Stuart Smyth advocates for ag and corrects misinformation on social media
By Diego Flammini
A University of Saskatchewan professor recently won an award which recognizes members of the ag community who engage with consumers and help build public trust in agriculture.
Stuart Smyth, an assistant professor in the university’s department of ag and resource economics, won Farm & Food Care Saskatchewan’s Champion Award on Nov. 23.
“It came as a complete surprise, I had no idea I was even nominated,” Smyth told Farms.com.
Smyth’s research focuses on sustainability, agriculture, innovation and food.
He engages with the public on these issues through different channels.
He writes a weekly blog at SAIFood.ca and uses Twitter (@stuartsmyth66) to connect with his 7,441 followers and others.
Some of that social media engagement includes correcting misinformation about the ag sector.
The dialogue can turn hostile, as Smyth has been sworn at and received death threats while sticking up for the ag sector.
He continues to advocate for the industry because it’s important the public receives the proper, science-based information about where their food comes from.
“People are interested in knowing how food and crops are produced and there’s lots of misinformation out there,” he said. “I think it’s important that people who identify as having high levels of public trust try provide factual information that accurately informs consumers of what’s going on.”
And Smyth isn’t deterred by negative comments he receives.
Instead, he views them as a sign he’s doing the right thing.
“When I push back on the misinformation with facts and truth and the comments turn negative, that lets me know I’ve exposed what they’re trying to do,” he said.

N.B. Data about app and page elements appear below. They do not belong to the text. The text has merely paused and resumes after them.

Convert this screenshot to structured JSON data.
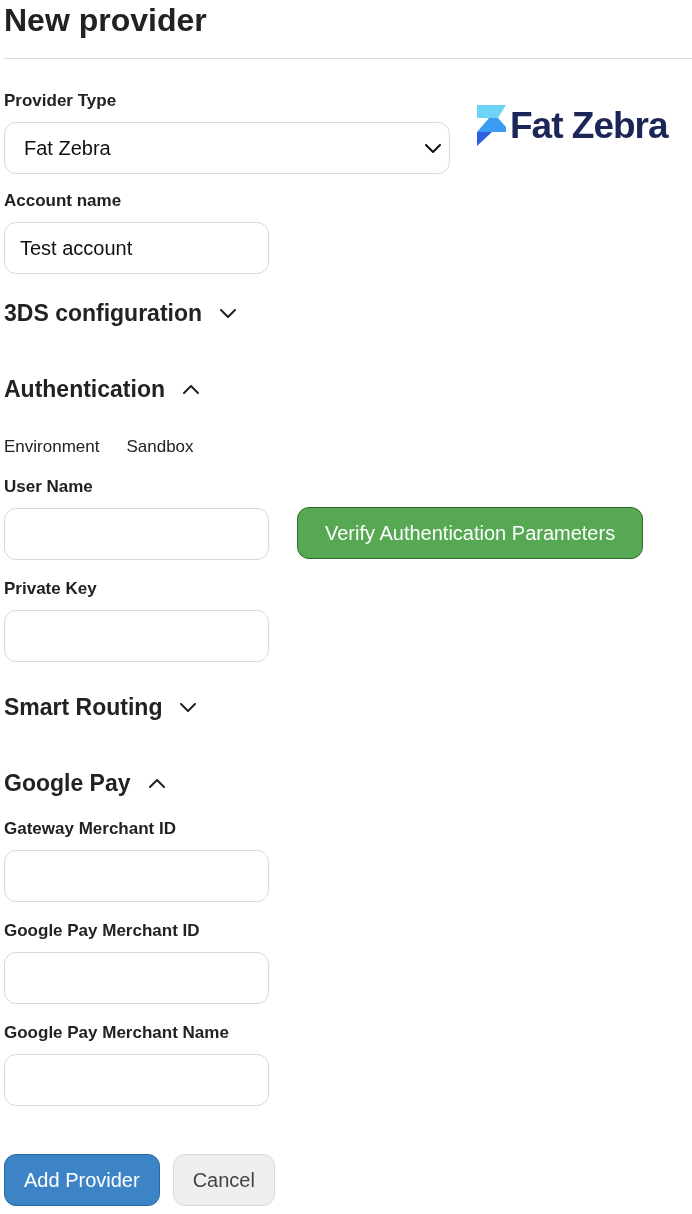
{
  "title": "New provider",
  "provider_type": {
    "label": "Provider Type",
    "value": "Fat Zebra"
  },
  "logo": {
    "text": "Fat Zebra"
  },
  "account_name": {
    "label": "Account name",
    "value": "Test account"
  },
  "sections": [
    {
      "title": "3DS configuration",
      "expanded": false
    },
    {
      "title": "Authentication",
      "expanded": true,
      "items": [
        {
          "kind": "info",
          "label": "Environment",
          "value": "Sandbox"
        },
        {
          "kind": "field",
          "label": "User Name",
          "button": "Verify Authentication Parameters"
        },
        {
          "kind": "field",
          "label": "Private Key"
        }
      ]
    },
    {
      "title": "Smart Routing",
      "expanded": false
    },
    {
      "title": "Google Pay",
      "expanded": true,
      "items": [
        {
          "kind": "field",
          "label": "Gateway Merchant ID"
        },
        {
          "kind": "field",
          "label": "Google Pay Merchant ID"
        },
        {
          "kind": "field",
          "label": "Google Pay Merchant Name"
        }
      ]
    }
  ],
  "buttons": [
    {
      "label": "Add Provider",
      "kind": "primary"
    },
    {
      "label": "Cancel",
      "kind": "secondary"
    }
  ]
}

Smyth shared the spotlight on Nov. 23 with a young member of Saskatchewan’s ag sector.
Mady Adamson, a grade four student from Kindersley, Sask. received an honourable mention for her work to teach people about farming.
She has made more than 50 “Learning About Ag With Mady” videos to help show what happens on a family farm.